Farewell Party

group2

My work colleagues had a party to bid us farewell from Japan. They are a wonderful and caring group of people with big hearts. Their kindness and generosity in bidding farewell was no exception. You can see pictures of their gifts and exuberance here.

Although I would have a hard time staying in Japan for the rest of my life, I will still miss it so much! In some ways I was ready to leave, but in many I was definitely not. I can't believe how fast the time has flown. I sincerely hope to return someday.

Kamakura

look at the turtle! us with Daibutsu

Kamakura is our fourth of the four historic capitals of Japan: Nara, Kyoto, Kamakura, and Edo (Tokyo). Kamakura was the capital from 1185–1333, beginning from when the new shogun moved the capital to his hometown. There are scores of temples and shrines in the area, as well as some wonderful hiking trails. We started out in the morning with Gil and Jen and headed to the Buddhist temple of Engakuji, which has a beautiful set of garden grounds, a set of caves, and the "Ogane bell." Next we headed to a lunch of okonomiyaki, followed by a trip to the overlook of Hasedera, which houses a large 11-headed kannon and a collection of hundreds of jizo statues. Finally, we made our pilgrimage to the famous Daibutsu (big Buddha). See pictures from our adventures here.

Gil and Jen in Japan

IMG_3338.JPGdance dance revolution

Embracing the family mantra of procrastination, my brother Gil and and his wife Jen joined us for a last-minute visit in our final days in Japan. We took them around to all of the good sites in Tokyo, including Shinjuku, Shibuya, the Edo museum, etc.

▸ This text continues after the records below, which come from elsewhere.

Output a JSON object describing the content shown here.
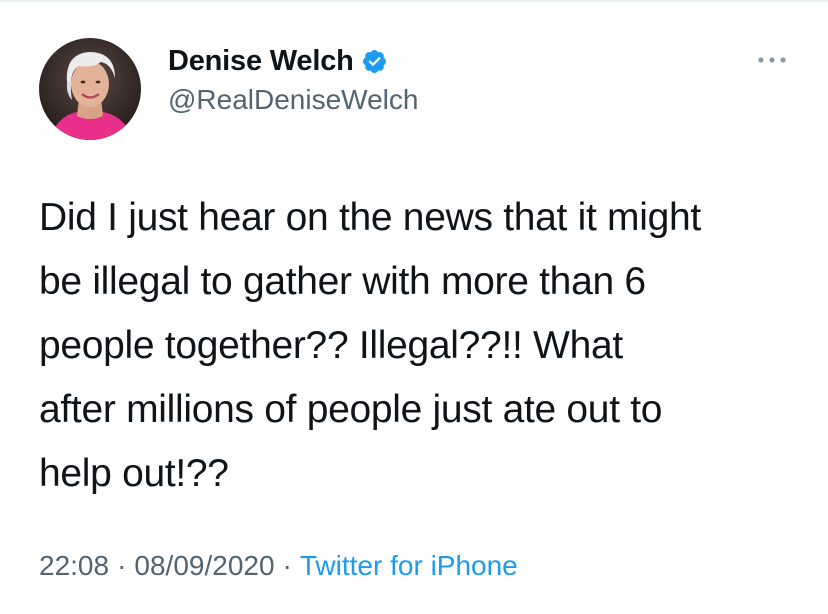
{
  "tweet": {
    "author": {
      "display_name": "Denise Welch",
      "handle": "@RealDeniseWelch",
      "verified": true
    },
    "text": "Did I just hear on the news that it might\nbe illegal to gather with more than 6\npeople together?? Illegal??!! What\nafter millions of people just ate out to\nhelp out!??",
    "time": "22:08",
    "separator": "·",
    "date": "08/09/2020",
    "source": "Twitter for iPhone"
  },
  "icons": {
    "verified": "verified-badge-icon",
    "more": "more-options-icon",
    "avatar": "profile-photo"
  },
  "colors": {
    "accent": "#1d9bf0",
    "muted": "#536471",
    "text": "#0f1419"
  }
}
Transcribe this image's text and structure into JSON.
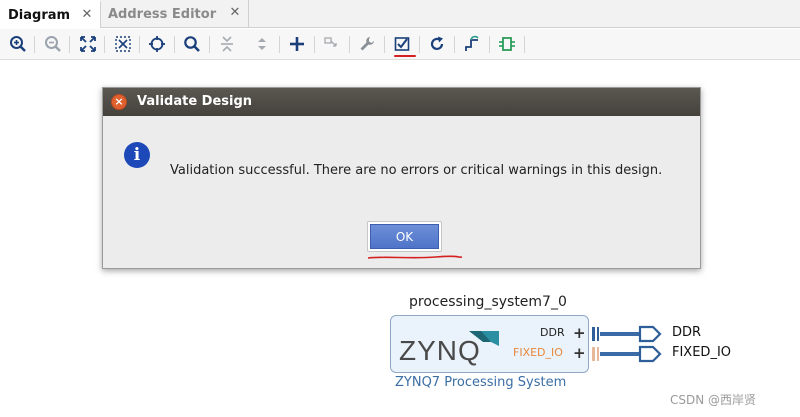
{
  "tabs": [
    {
      "label": "Diagram",
      "close": "✕"
    },
    {
      "label": "Address Editor",
      "close": "✕"
    }
  ],
  "toolbar": {
    "icons": [
      "zoom-in",
      "zoom-out",
      "fit-view",
      "fit-selection",
      "auto-connect",
      "search",
      "collapse-all",
      "expand-all",
      "add-ip",
      "make-connection",
      "settings-wrench",
      "validate-design",
      "regenerate-layout",
      "optimize-routing",
      "add-module"
    ]
  },
  "dialog": {
    "title": "Validate Design",
    "message": "Validation successful. There are no errors or critical warnings in this design.",
    "ok_label": "OK",
    "icon": "info-icon"
  },
  "block": {
    "instance_name": "processing_system7_0",
    "type_label": "ZYNQ7 Processing System",
    "logo_text": "ZYNQ",
    "ports": [
      {
        "name": "DDR",
        "color": "#222222"
      },
      {
        "name": "FIXED_IO",
        "color": "#e8873a"
      }
    ],
    "external_ports": [
      "DDR",
      "FIXED_IO"
    ]
  },
  "watermark": "CSDN @西岸贤",
  "colors": {
    "accent": "#1c48b8",
    "annotation_red": "#d42020",
    "ok_button": "#5a7ccc"
  }
}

We also got to tour the ancient capital of Kamakura and the famous port of Yokohama, established after the landing of Commodore Perry, who broke down the borders of isolationist Japan and precipitated the Meiji revolution when he steamed in and demanded a trade agreement.

Gil and Jen are primarily night owls, so we also toured some of Tokyo's vast night life, from the conveyor-belt sushi rounds to karaoke parlors, arcades, and Japan's largest ferris wheel. Our Tokyo and Yokohama exploits can be seen here. See the entry above for the photos and narration of our visit to Kamakura.

JAXA Open House

M3 rocket

I work at a division of Japan's space exploration agency, the Japanese equivalent of NASA. The agency is called JAXA in English, short for JApan eXploration Agency. My division is called ISAS, the Institute for Space and Aeronautical Science. They have a big open house for the public every year, with lots of games and activities for kids and adults alike. I couldn't help out much with the actual open house, because my Japanese is not good enough to explain science cocepts to the public, but I did help with some of the setup. You can see pictures of the day's activities here.